This workshop highlights some emerging trends and their significance for disaster risk reduction (DRR). It does so for three inter-related reasons which are delivered in three parts.

First, it aims to highlight the fundamental characteristics of the post-industrial ‘risk societies’ (Beck, 1992) that we live in through hyper-risks, interconnectedness and interdependence of systems and networks and their potential for abrupt failures (Ray-Bennett et al., 2014a, 2014b; Masys et al., 2014). When systems fail due to ‘natural’ or human-made crisis and disasters, the consequences are no longer only local but also global in nature. The first part illustrates this by bringing the case of critical infrastructure and their vulnerabilities in the UAE and some instances of the most recent naturally triggered technological (NATEC) disasters. Currently, the Hyogo Framework for Action 2005-2015 (currently under revision) which dictates the domain of DRR is unable to embrace this complex phenomenon fully.

Second, this theme of complexity, interdependencies and holistic thinking (dubbed as ‘third generation’ research (Lizarallede et al., 2014) is extended and applied in the context of international development.
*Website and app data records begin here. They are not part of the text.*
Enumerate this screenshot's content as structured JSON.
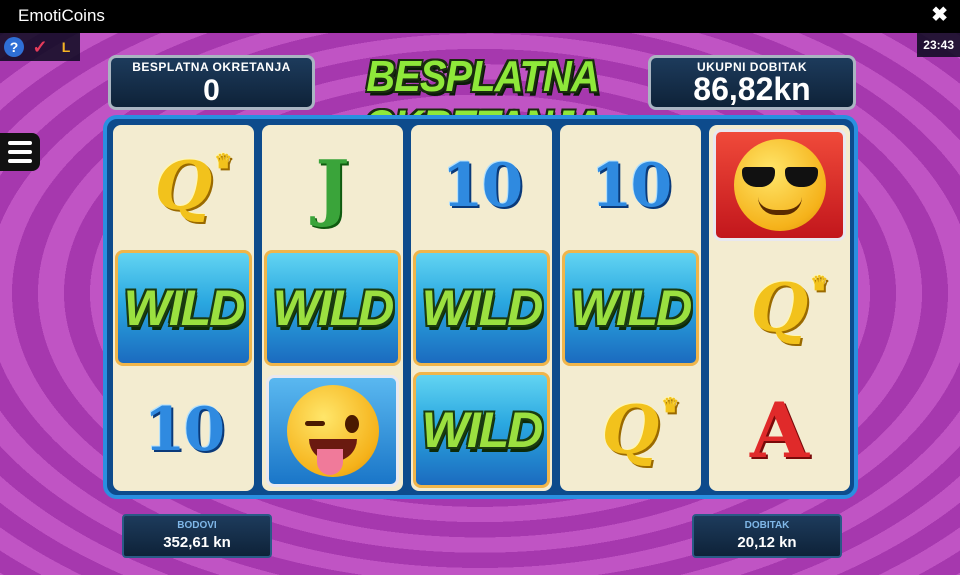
{
  "window": {
    "title": "EmotiCoins",
    "close_glyph": "✖"
  },
  "toolbar": {
    "help": {
      "glyph": "?",
      "icon": "help-icon"
    },
    "check": {
      "glyph": "✓",
      "icon": "check-icon"
    },
    "l": {
      "glyph": "L",
      "icon": "l-icon"
    }
  },
  "clock": "23:43",
  "free_spins": {
    "label": "BESPLATNA OKRETANJA",
    "value": "0"
  },
  "banner": "BESPLATNA OKRETANJA",
  "total_win": {
    "label": "UKUPNI DOBITAK",
    "value": "86,82kn"
  },
  "bottom": {
    "credits": {
      "label": "BODOVI",
      "value": "352,61 kn"
    },
    "win": {
      "label": "DOBITAK",
      "value": "20,12 kn"
    }
  },
  "symbols": {
    "wild": "WILD",
    "q": "Q",
    "j": "J",
    "ten": "10",
    "a": "A",
    "crown": "♛"
  },
  "reels": [
    [
      "Q",
      "WILD",
      "10"
    ],
    [
      "J",
      "WILD",
      "wink-emoji"
    ],
    [
      "10",
      "WILD",
      "WILD"
    ],
    [
      "10",
      "WILD",
      "Q"
    ],
    [
      "sunglasses-emoji",
      "Q",
      "A"
    ]
  ],
  "colors": {
    "reel_frame": "#0d4b8c",
    "wild_text": "#9be040",
    "background": "#b048b8"
  }
}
Four case studies from South Asia, the Horn of Africa and Australia illustrate systemic development and strategic leaderships as fulcrum to promote disaster resilience and sustainable human development.
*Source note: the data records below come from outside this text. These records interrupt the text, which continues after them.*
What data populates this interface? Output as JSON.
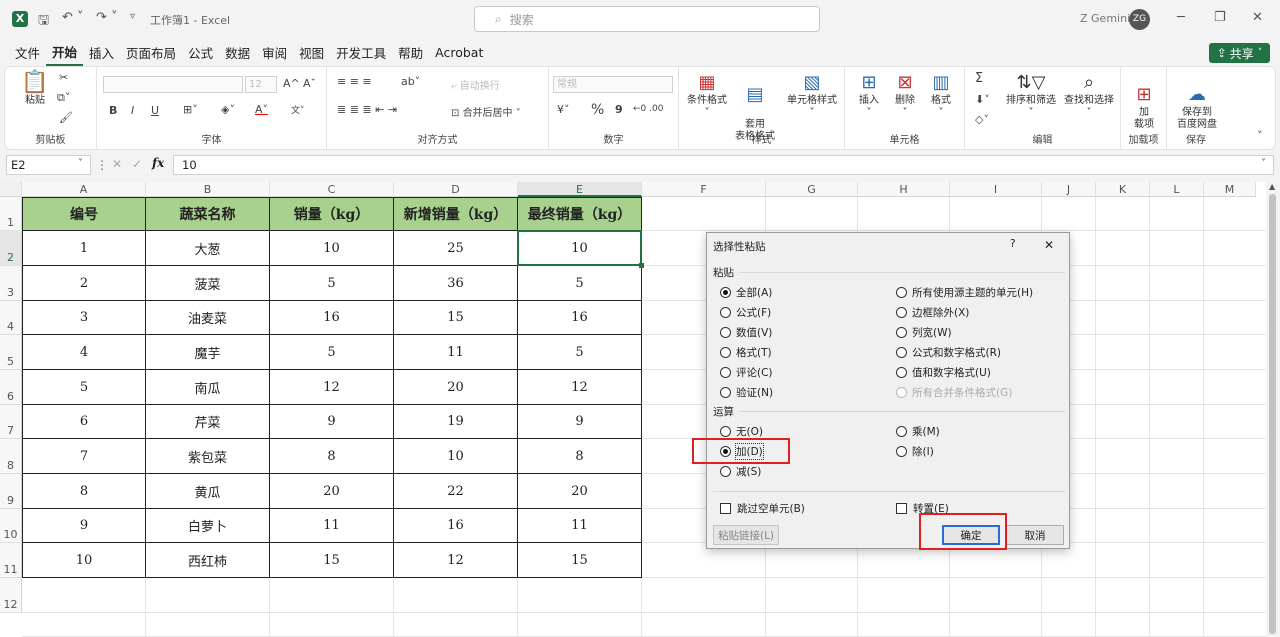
{
  "app": {
    "title": "工作簿1 - Excel",
    "search_placeholder": "搜索",
    "user_name": "Z Gemini",
    "user_initials": "ZG"
  },
  "menu": {
    "items": [
      "文件",
      "开始",
      "插入",
      "页面布局",
      "公式",
      "数据",
      "审阅",
      "视图",
      "开发工具",
      "帮助",
      "Acrobat"
    ],
    "active": "开始",
    "share": "共享"
  },
  "ribbon": {
    "clipboard": {
      "paste": "粘贴",
      "label": "剪贴板"
    },
    "font": {
      "size": "12",
      "label": "字体",
      "bold": "B",
      "italic": "I",
      "underline": "U",
      "increase": "A^",
      "decrease": "Aˇ"
    },
    "align": {
      "wrap": "自动换行",
      "merge": "合并后居中",
      "label": "对齐方式"
    },
    "number": {
      "format": "常规",
      "label": "数字",
      "percent": "%",
      "comma": "9"
    },
    "styles": {
      "cond": "条件格式",
      "table": "套用\n表格格式",
      "cell": "单元格样式",
      "label": "样式"
    },
    "cells": {
      "insert": "插入",
      "delete": "删除",
      "format": "格式",
      "label": "单元格"
    },
    "edit": {
      "sort": "排序和筛选",
      "find": "查找和选择",
      "label": "编辑",
      "sum": "Σ"
    },
    "addins": {
      "add": "加\n载项",
      "label": "加载项"
    },
    "save": {
      "save": "保存到\n百度网盘",
      "label": "保存"
    }
  },
  "formula": {
    "name": "E2",
    "value": "10",
    "fx": "fx"
  },
  "sheet": {
    "columns": [
      "A",
      "B",
      "C",
      "D",
      "E",
      "F",
      "G",
      "H",
      "I",
      "J",
      "K",
      "L",
      "M"
    ],
    "rows": [
      "1",
      "2",
      "3",
      "4",
      "5",
      "6",
      "7",
      "8",
      "9",
      "10",
      "11",
      "12"
    ],
    "headers": [
      "编号",
      "蔬菜名称",
      "销量（kg）",
      "新增销量（kg）",
      "最终销量（kg）"
    ],
    "data": [
      [
        "1",
        "大葱",
        "10",
        "25",
        "10"
      ],
      [
        "2",
        "菠菜",
        "5",
        "36",
        "5"
      ],
      [
        "3",
        "油麦菜",
        "16",
        "15",
        "16"
      ],
      [
        "4",
        "魔芋",
        "5",
        "11",
        "5"
      ],
      [
        "5",
        "南瓜",
        "12",
        "20",
        "12"
      ],
      [
        "6",
        "芹菜",
        "9",
        "19",
        "9"
      ],
      [
        "7",
        "紫包菜",
        "8",
        "10",
        "8"
      ],
      [
        "8",
        "黄瓜",
        "20",
        "22",
        "20"
      ],
      [
        "9",
        "白萝卜",
        "11",
        "16",
        "11"
      ],
      [
        "10",
        "西红柿",
        "15",
        "12",
        "15"
      ]
    ],
    "selected_cell": "E2"
  },
  "dialog": {
    "title": "选择性粘贴",
    "help": "?",
    "close": "✕",
    "paste_label": "粘贴",
    "paste_left": [
      "全部(A)",
      "公式(F)",
      "数值(V)",
      "格式(T)",
      "评论(C)",
      "验证(N)"
    ],
    "paste_right": [
      "所有使用源主题的单元(H)",
      "边框除外(X)",
      "列宽(W)",
      "公式和数字格式(R)",
      "值和数字格式(U)",
      "所有合并条件格式(G)"
    ],
    "op_label": "运算",
    "op_left": [
      "无(O)",
      "加(D)",
      "减(S)"
    ],
    "op_right": [
      "乘(M)",
      "除(I)"
    ],
    "skip_blanks": "跳过空单元(B)",
    "transpose": "转置(E)",
    "paste_link": "粘贴链接(L)",
    "ok": "确定",
    "cancel": "取消"
  }
}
Third, to tackle hyper-risks related to NATECHs and large scale ‘natural’ or environmental disasters, speakers in this part propose ‘reflective response’ and ‘co-learning’ in DRR in order to promote organisational and community resilience.

The detailed programme of the workshop is available at the programme page.